Have you thought about how your Recruiter and Employer Brands are affected by your Wellbeing strategy, or lack of?
Let’s start by clarifying how I define a recruiter brand vs an employer brand. To me, a recruiter brand is how your business is perceived as a recruiter – this may include your reputation regarding interview process, interviewers, how many roles you are hiring and why, your advertised salaries and benefits packages and various other communications regarding what your business MIGHT be like to work for. An Employer brand is how your business is perceived as an employer, once people are through the door… This can include your culture, your facilities, your training and development schemes and generally the reputation your business has as a place to work.

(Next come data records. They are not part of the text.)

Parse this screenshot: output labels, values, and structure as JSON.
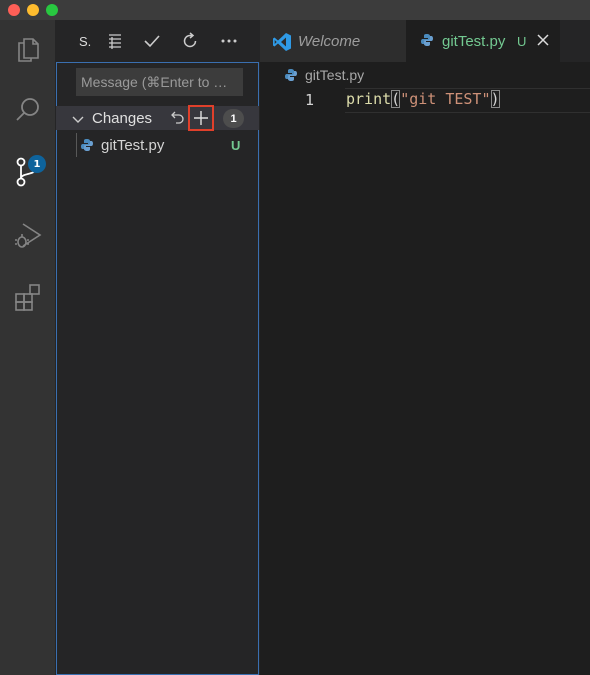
{
  "window": {
    "traffic_lights": [
      "close",
      "minimize",
      "zoom"
    ]
  },
  "activity_bar": {
    "items": [
      "explorer-icon",
      "search-icon",
      "source-control-icon",
      "run-debug-icon",
      "extensions-icon"
    ],
    "source_control_badge": "1"
  },
  "sidebar": {
    "title": "S.",
    "toolbar": [
      "tree-view-icon",
      "commit-check-icon",
      "refresh-icon",
      "more-icon"
    ],
    "message_placeholder": "Message (⌘Enter to …",
    "changes": {
      "label": "Changes",
      "count": "1",
      "files": [
        {
          "name": "gitTest.py",
          "status": "U"
        }
      ]
    }
  },
  "tabs": [
    {
      "label": "Welcome",
      "icon": "vscode-logo-icon",
      "active": false
    },
    {
      "label": "gitTest.py",
      "status": "U",
      "icon": "python-icon",
      "active": true
    }
  ],
  "editor": {
    "breadcrumb": "gitTest.py",
    "lines": [
      {
        "number": "1",
        "fn": "print",
        "open": "(",
        "string": "\"git TEST\"",
        "close": ")"
      }
    ]
  },
  "colors": {
    "accent": "#0e639c",
    "untracked": "#73c991",
    "highlight_border": "#e0402b",
    "focus_border": "#3a6fb0"
  }
}
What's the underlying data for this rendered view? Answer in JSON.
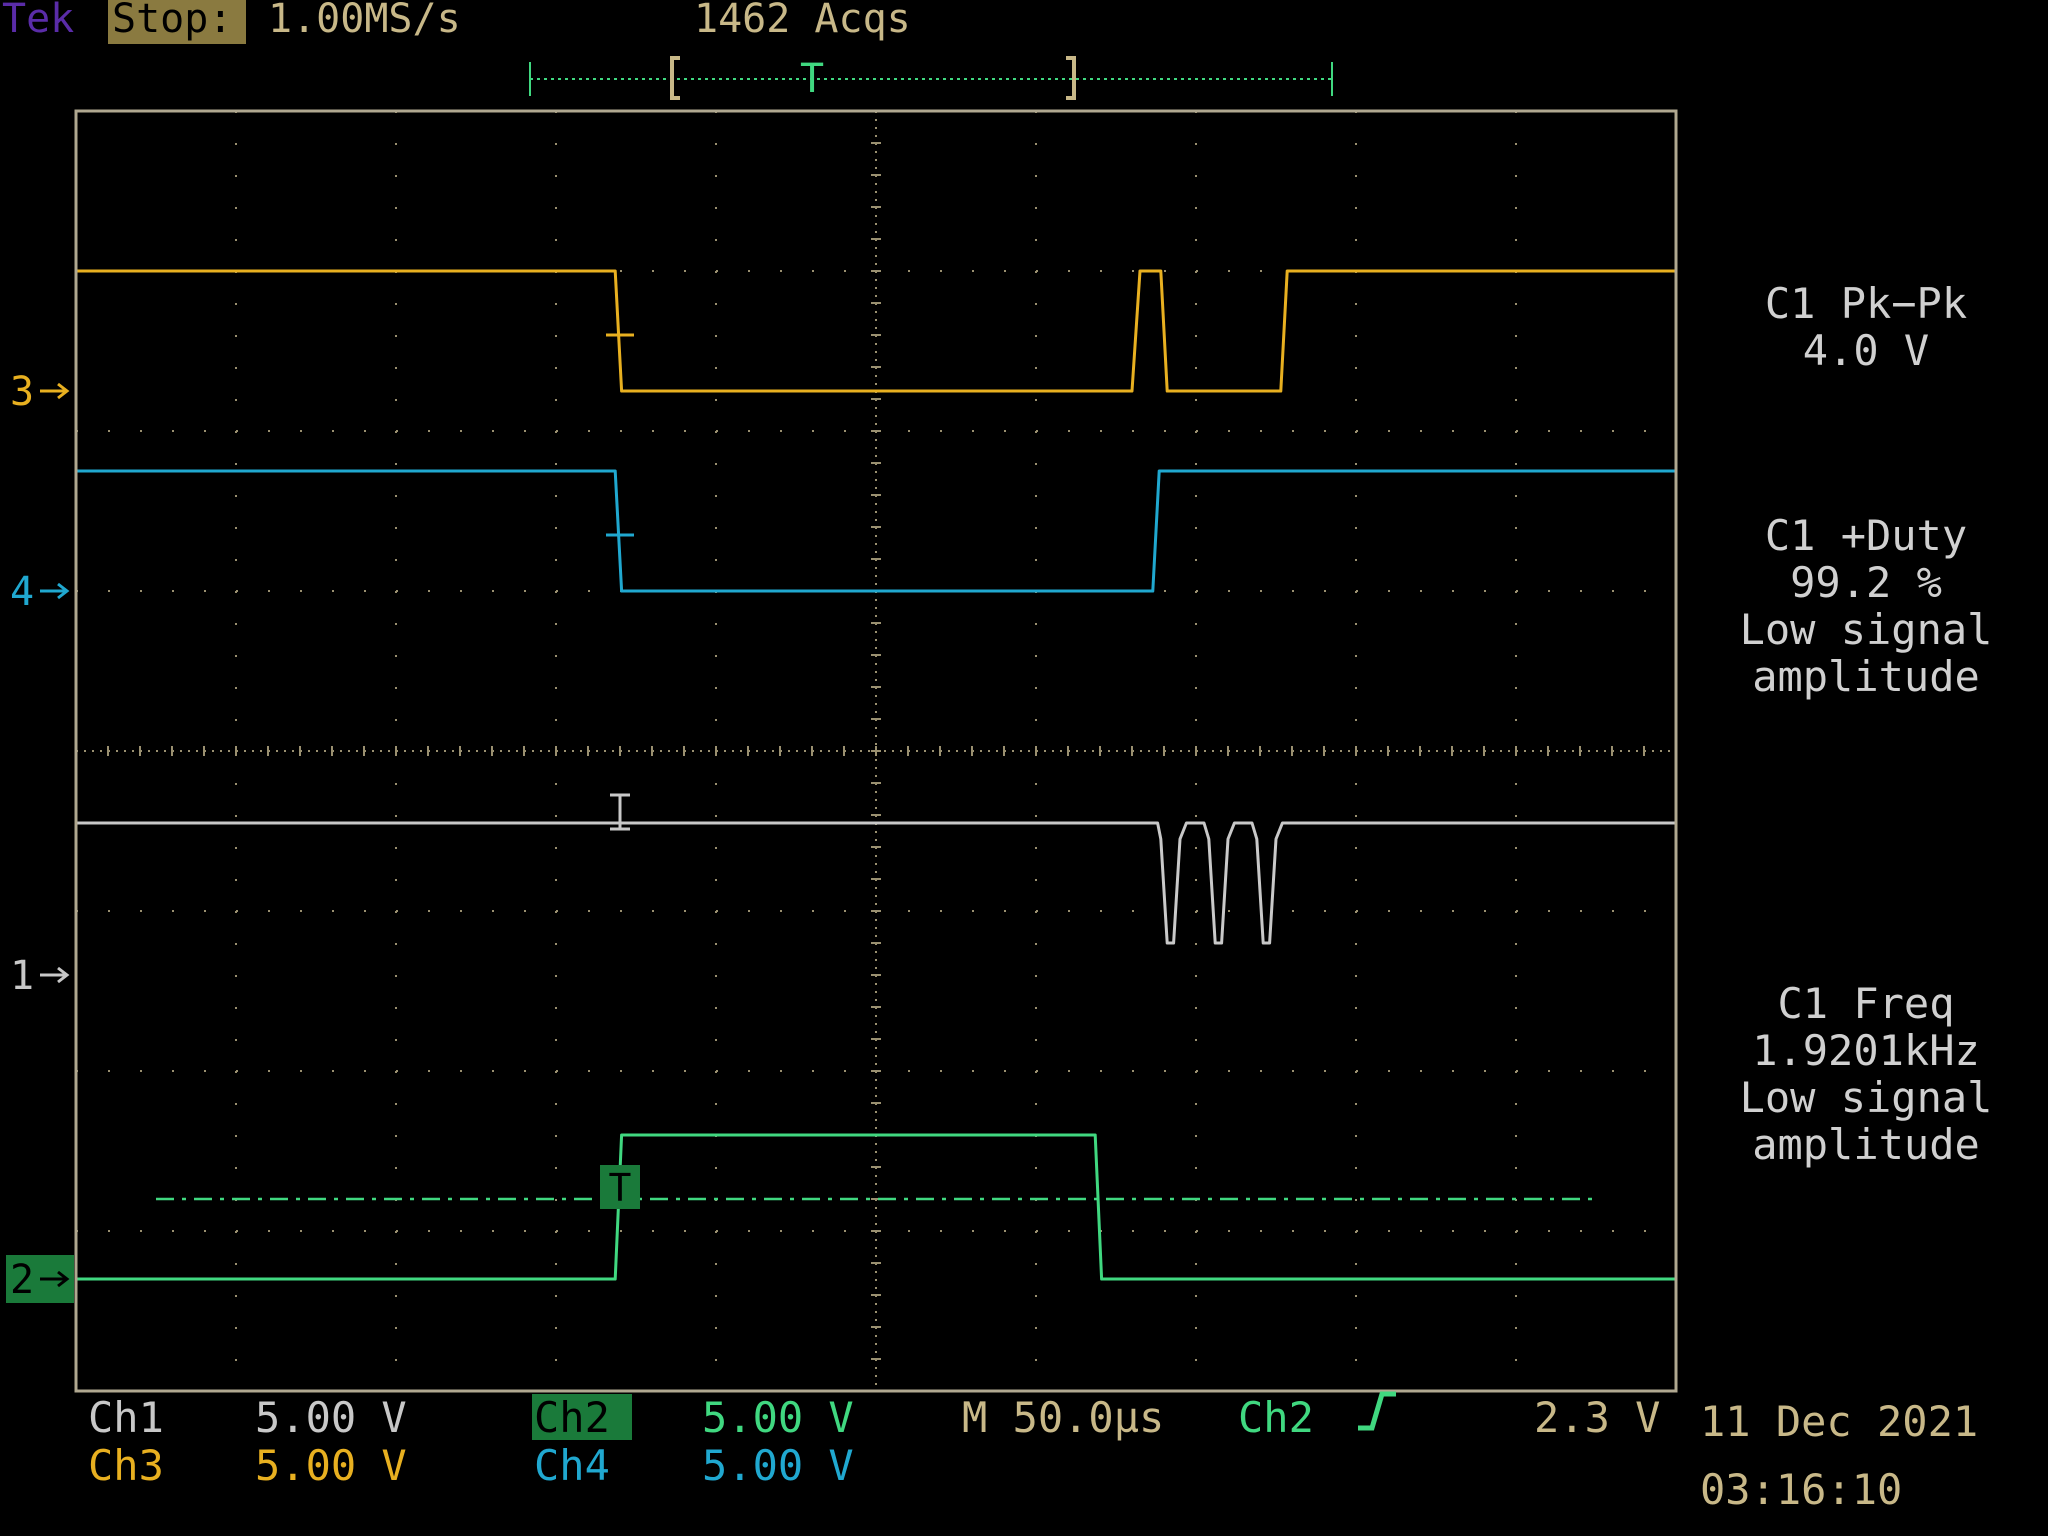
{
  "header": {
    "brand": "Tek",
    "run_state": "Stop:",
    "sample_rate": "1.00MS/s",
    "acquisitions": "1462 Acqs",
    "trigger_marker": "T"
  },
  "measurements": [
    {
      "label": "C1 Pk−Pk",
      "lines": [
        "4.0 V"
      ]
    },
    {
      "label": "C1 +Duty",
      "lines": [
        "99.2 %",
        "Low signal",
        "amplitude"
      ]
    },
    {
      "label": "C1 Freq",
      "lines": [
        "1.9201kHz",
        "Low signal",
        "amplitude"
      ]
    }
  ],
  "footer": {
    "ch1": {
      "name": "Ch1",
      "scale": "5.00 V"
    },
    "ch2": {
      "name": "Ch2",
      "scale": "5.00 V"
    },
    "ch3": {
      "name": "Ch3",
      "scale": "5.00 V"
    },
    "ch4": {
      "name": "Ch4",
      "scale": "5.00 V"
    },
    "timebase": "M 50.0µs",
    "trigger_source": "Ch2",
    "trigger_slope_icon": "rising-edge-icon",
    "trigger_level": "2.3 V",
    "date": "11 Dec 2021",
    "time": "03:16:10"
  },
  "colors": {
    "background": "#000000",
    "graticule": "#9a9070",
    "frame": "#b0a890",
    "ch1": "#c8c8c8",
    "ch2": "#40d880",
    "ch3": "#e8b020",
    "ch4": "#20a8d0",
    "brand": "#5a2ca8",
    "stop_bg": "#8a7a40",
    "header_text": "#c8b888",
    "meas_text": "#d0d0d0",
    "timebase_text": "#c8b888"
  },
  "chart_data": {
    "type": "line",
    "x_unit": "div",
    "y_unit": "div",
    "xlim": [
      0,
      10
    ],
    "ylim": [
      -4,
      4
    ],
    "grid": true,
    "graticule": {
      "h_divisions": 10,
      "v_divisions": 8
    },
    "channel_markers": [
      {
        "channel": "3",
        "level": 2.25
      },
      {
        "channel": "4",
        "level": 1.0
      },
      {
        "channel": "1",
        "level": -1.4
      },
      {
        "channel": "2",
        "level": -3.3
      }
    ],
    "trigger_level_line": {
      "channel": "Ch2",
      "level": -2.8
    },
    "trigger_position": 4.5,
    "series": [
      {
        "name": "Ch3",
        "color": "#e8b020",
        "x": [
          0,
          3.37,
          3.41,
          6.6,
          6.65,
          6.78,
          6.82,
          7.53,
          7.57,
          10
        ],
        "y": [
          3.0,
          3.0,
          2.25,
          2.25,
          3.0,
          3.0,
          2.25,
          2.25,
          3.0,
          3.0
        ]
      },
      {
        "name": "Ch4",
        "color": "#20a8d0",
        "x": [
          0,
          3.37,
          3.41,
          6.73,
          6.77,
          10
        ],
        "y": [
          1.75,
          1.75,
          1.0,
          1.0,
          1.75,
          1.75
        ]
      },
      {
        "name": "Ch1",
        "color": "#c8c8c8",
        "x": [
          0,
          6.76,
          6.78,
          6.82,
          6.86,
          6.9,
          6.94,
          7.05,
          7.08,
          7.12,
          7.16,
          7.2,
          7.24,
          7.35,
          7.38,
          7.42,
          7.46,
          7.5,
          7.54,
          10
        ],
        "y": [
          -0.45,
          -0.45,
          -0.55,
          -1.2,
          -1.2,
          -0.55,
          -0.45,
          -0.45,
          -0.55,
          -1.2,
          -1.2,
          -0.55,
          -0.45,
          -0.45,
          -0.55,
          -1.2,
          -1.2,
          -0.55,
          -0.45,
          -0.45
        ]
      },
      {
        "name": "Ch2",
        "color": "#40d880",
        "x": [
          0,
          3.37,
          3.41,
          6.37,
          6.41,
          10
        ],
        "y": [
          -3.3,
          -3.3,
          -2.4,
          -2.4,
          -3.3,
          -3.3
        ]
      }
    ]
  }
}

A clear, well defined Wellbeing strategy can have a major affect on both your reputation as a hiring business and as an employer. Wellbeing as a term has become hugely important to people within the past decade in particular and businesses that demonstrate the importance of Wellbeing within their culture can have a huge advantage when it comes to attracting and retaining talent. I’ll say now that I am referring to all-round Wellbeing strategies – both physical and mental health oriented.
Your Recruiter Brand and ability to attract talent to apply to work in your business can be hugely affected by how well your wellbeing strategy, or lack of one, is communicated and demonstrated throughout your hiring process. This may include content on your website as well as in any messaging conveyed by the interviewers. The office or meeting environment itself can play a big part as does the interviewer themselves, this can be via what they say, how they appear, or both. An interviewer who is calm and collected vs stressed and rushed can create a much different impression. I attended an interview once where the interviewer had come from a yoga class in the basement of the building before meeting me (they’d showered and changed first!). Which immediately gave the impression that Wellbeing was of importance within that particular business.
Employer Brand can also be down to marketing and communications but primarily this will be affected by the employees themselves! How do people talk about their employer on platforms such as LinkedIn and Glassdoor, how do they portray their working life on Facebook and Instagram? How do they represent themselves in the market – in press interviews, blogs and various forms of content, how do they appear and what do they say when speaking at conferences – it all adds up. Businesses that live their Wellbeing strategy from the top down can gain a particularly good reputation. CEOs and senior execs at Johnson and Johnson, Lloyds, HSBC and Cisco have all spoken openly about the importance of Wellbeing and Mental Health strategies within their businesses.
All these elements combine to create a positive or negative recruiter or employer brand, it’s most definitely worth considering.